The Cherrypickers’ Guide to Rare Die Varieties by J.T. Stanton and Bill Fivaz became the EV collector’s Bible in 1990, but with the many discoveries made by collectors, it was quickly out of date. In 1994, Stanton and Fivaz published a third edition of the book and it is being used just as faithfully as the first two editions.
The EV collector of the 1990s has a wealth of such resources readily available. Long-time minting variety expert Alan Herbert (deceased) published the fifth edition of Minting Varieties and Errors in 1991, and Arnold Margolis of Error Trends Coin Magazine published The Error Coin Encyclopedia in 1991 as well. EV collectors use these two works faithfully to answer definitive questions about their finds.

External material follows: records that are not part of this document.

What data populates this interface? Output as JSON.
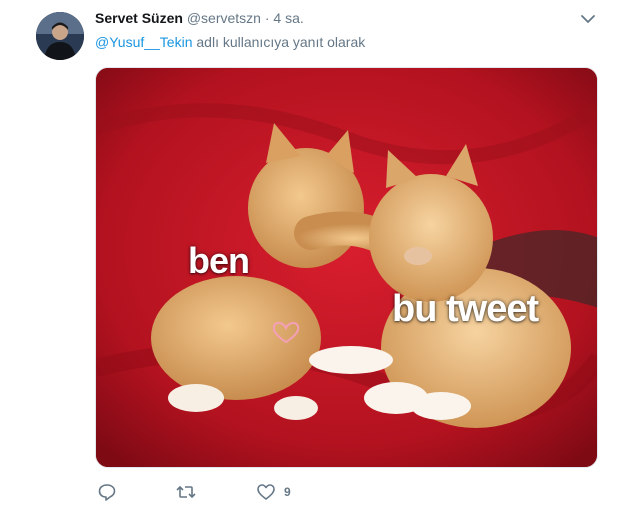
{
  "tweet": {
    "author_name": "Servet Süzen",
    "author_handle": "@servetszn",
    "separator": "·",
    "time": "4 sa.",
    "reply_mention": "@Yusuf__Tekin",
    "reply_suffix": " adlı kullanıcıya yanıt olarak",
    "media": {
      "caption_left": "ben",
      "caption_right": "bu tweet"
    },
    "actions": {
      "reply_icon": "reply-icon",
      "retweet_icon": "retweet-icon",
      "like_icon": "like-icon",
      "like_count": "9"
    }
  },
  "colors": {
    "link": "#1b95e0",
    "muted": "#657786",
    "text": "#14171a"
  }
}
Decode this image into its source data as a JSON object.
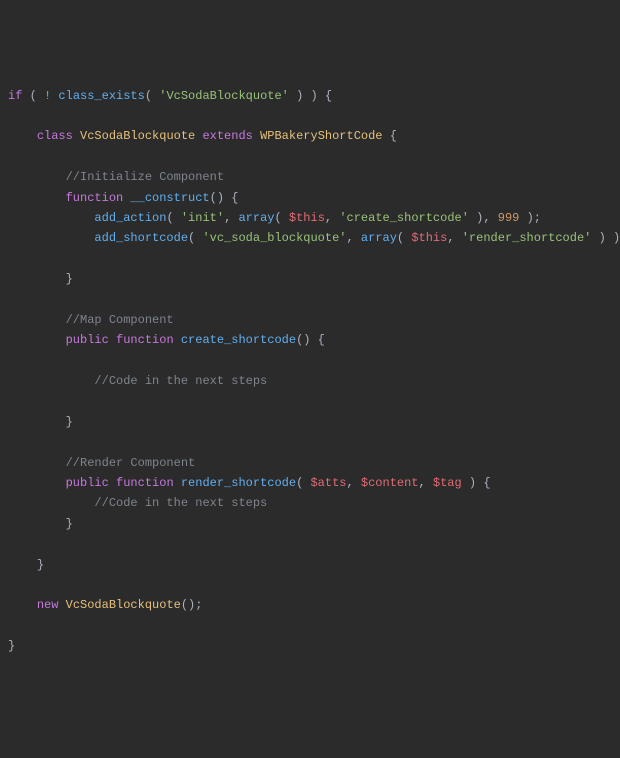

CONECA has pursued a closer affiliation with the ANA in the 1990s by sponsoring Erroramas in conjunction with the ANA annual summer convention. These events have grown to encompass club round-table meetings and numismatic theaters, as well as the CONECA banquet and the annual club business meeting.
The discovery of the 1995 Lincoln cent doubled die sparked the public’s interest again and generated publicity for both the hobby in general and for CONECA. Though collectors have plenty to look for in the vast expanse of known EV coins, they are always eager to know about a major new find, and the 1995 Lincoln was no exception. Those who picked the variety out of their pocket change made a profit, and those who paid a premium price for it were somewhat disappointed as more people found the coin and its initial high price began to drop.
EV collectors love to share the enthusiasm of a popular find like the ‘95 Lincoln cent doubled die. But the true EV collector is equally satisfied with a relatively unknown variety cherrypicked in a high grade. That enthusiasm is what has kept EV collectors hunting for decades and will keep them doing so for many more.